Lynne Roberts



  • Birth Name: Theda Mae Roberts
  • Date of Birth: 22 November 1922
  • Place Of Birth:  El Paso, Texas, USA
  • Height: 5' 3" (1.6 m)
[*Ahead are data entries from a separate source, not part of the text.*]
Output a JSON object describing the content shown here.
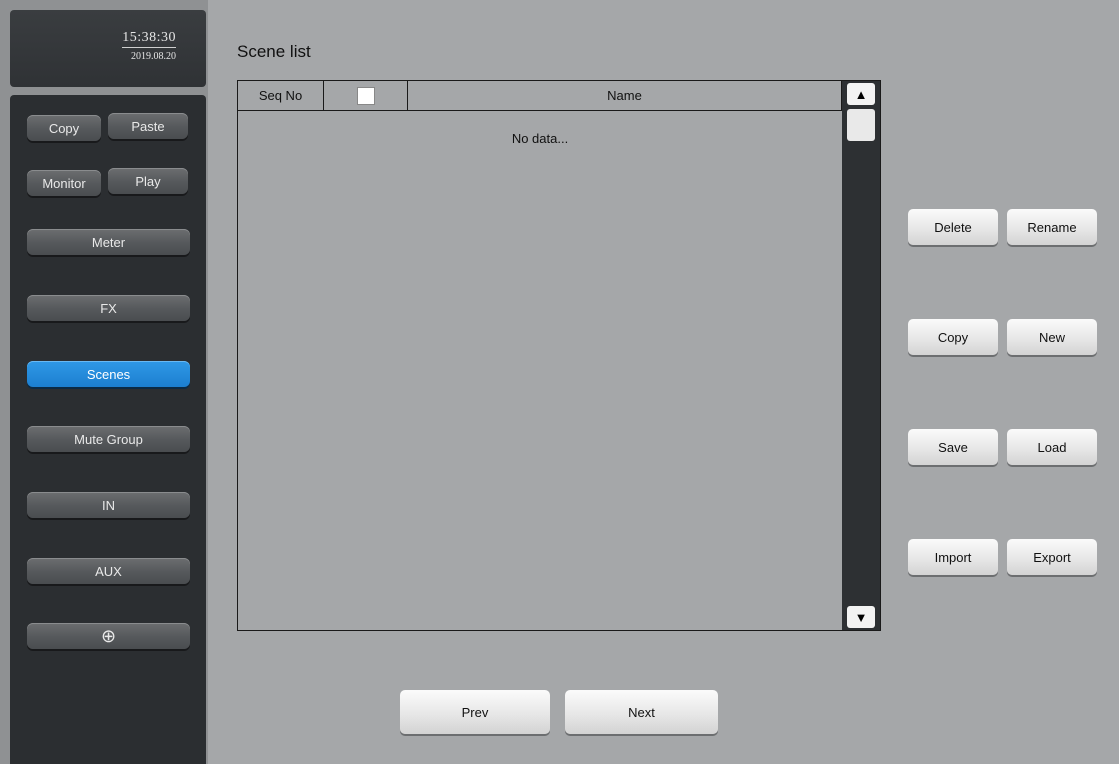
{
  "clock": {
    "time": "15:38:30",
    "date": "2019.08.20"
  },
  "nav": {
    "copy": "Copy",
    "paste": "Paste",
    "monitor": "Monitor",
    "play": "Play",
    "meter": "Meter",
    "fx": "FX",
    "scenes": "Scenes",
    "mute_group": "Mute Group",
    "in": "IN",
    "aux": "AUX",
    "settings_icon": "⊕"
  },
  "scene_list": {
    "title": "Scene list",
    "columns": {
      "seq": "Seq No",
      "name": "Name"
    },
    "empty_text": "No data...",
    "scroll_up": "▲",
    "scroll_down": "▼"
  },
  "actions": {
    "delete": "Delete",
    "rename": "Rename",
    "copy": "Copy",
    "new": "New",
    "save": "Save",
    "load": "Load",
    "import": "Import",
    "export": "Export"
  },
  "paging": {
    "prev": "Prev",
    "next": "Next"
  },
  "colors": {
    "active_nav": "#1c7fd0",
    "panel_dark": "#2b2e31",
    "background": "#a5a7a9"
  }
}
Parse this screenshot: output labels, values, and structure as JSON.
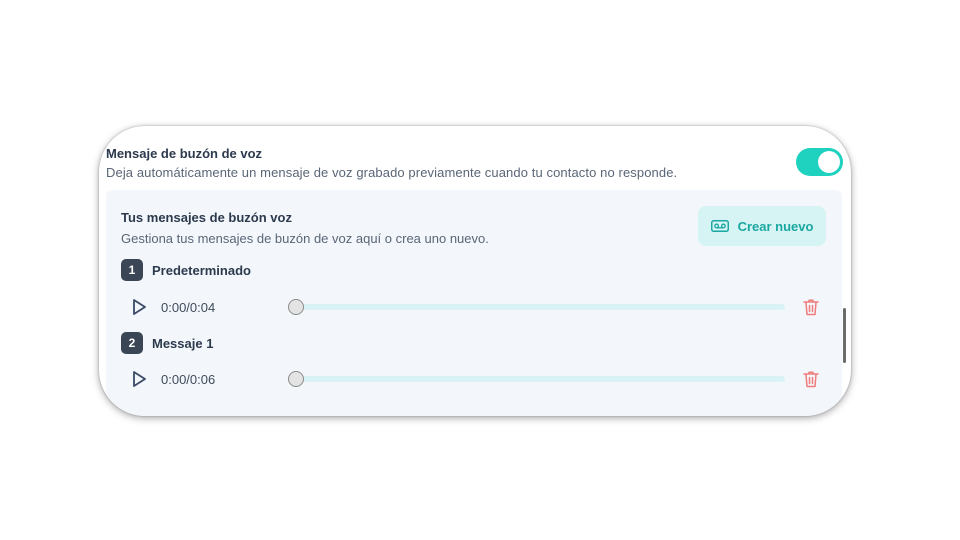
{
  "voicemail": {
    "title": "Mensaje de buzón de voz",
    "description": "Deja automáticamente un mensaje de voz grabado previamente cuando tu contacto no responde.",
    "enabled": true
  },
  "panel": {
    "title": "Tus mensajes de buzón voz",
    "description": "Gestiona tus mensajes de buzón de voz aquí o crea uno nuevo.",
    "create_button": {
      "label": "Crear nuevo",
      "icon": "voicemail-icon"
    }
  },
  "messages": [
    {
      "number": "1",
      "name": "Predeterminado",
      "time": "0:00/0:04",
      "progress": 0
    },
    {
      "number": "2",
      "name": "Messaje 1",
      "time": "0:00/0:06",
      "progress": 0
    }
  ],
  "icons": {
    "play": "play-icon",
    "delete": "trash-icon"
  },
  "colors": {
    "accent": "#1fd1bf",
    "accent_text": "#1aa7a1",
    "button_bg": "#d6f4f4",
    "delete": "#f07b7b",
    "badge": "#3a4556",
    "track": "#d9f2f5"
  }
}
Attractive, blue-eyed, Texas-born “B” actress Lynn Roberts was born Theda Mae Roberts on November 22, 1922, to a stage mother whose favorite star was silent screen vamp Theda Bara. The younger of two children (her older brother John was born in 1920), she was dancing by age 4, and singing and acting at a professional school. Within a few years she was appearing in a song-and-dance act with her older brother in vaudeville. She changed her stage name to Lynn Roberts (without the “e” in the first name) in her teens as she began to hit the studios for film work. Signed up as a teenager, she appeared in a few inconsequential bits. The athletically inclined young lady was eventually promoted to Roy Rogers’ love interest in a series of sagebrush sagas. With Come On, Rangers (1938), Shine On, Harvest Moon (1938) and Rough Riders’ Round-up (1939), she was now being billed as Mary Hart. She left Republic after a money dispute and began to freelance. Disliking the name Mary Hart, she changed it one last time to Lynne Roberts (with the added “e”) and earned a new contract from 20th Century-Fox. Most of her roles were in westerns and mystery programmers, pictures such as The Bride Wore Crutches (1940) and Street of Memories (1940) that were generally overlooked by the critics. She soon found herself again reduced to bit roles (the fact that she angered the studio by eloping in 1941 didn’t help matters). With her career going nowhere, she returned to Republic Pictures and churned out more assembly-line movies such as Port of 40 Thieves (1944) and My Buddy (1944) for the duration. Lynne turned to TV in the 1950s and appeared in a number of dramatic plays. She replaced Patricia Morison in the detective series The Cases of Eddie Drake (1952) in 1952. Two feature films were cobbled together from several of these episodes and shown in England: “Pattern for Murder” (1953) and “Murder Ad-Lib” (1953). Following her third marriage in 1953, Lynne retired from acting. Her fourth husband in 1971 would be former professional wrestler Don Sebastian, but the couple was estranged at the time of Lynne’s untimely death. On December 16, 1977, she had a slip-and-fall accident in her home and suffered severe head fractures and lacerations. She went into a coma and died a few months later on April 1, 1978, from hemorrhaging.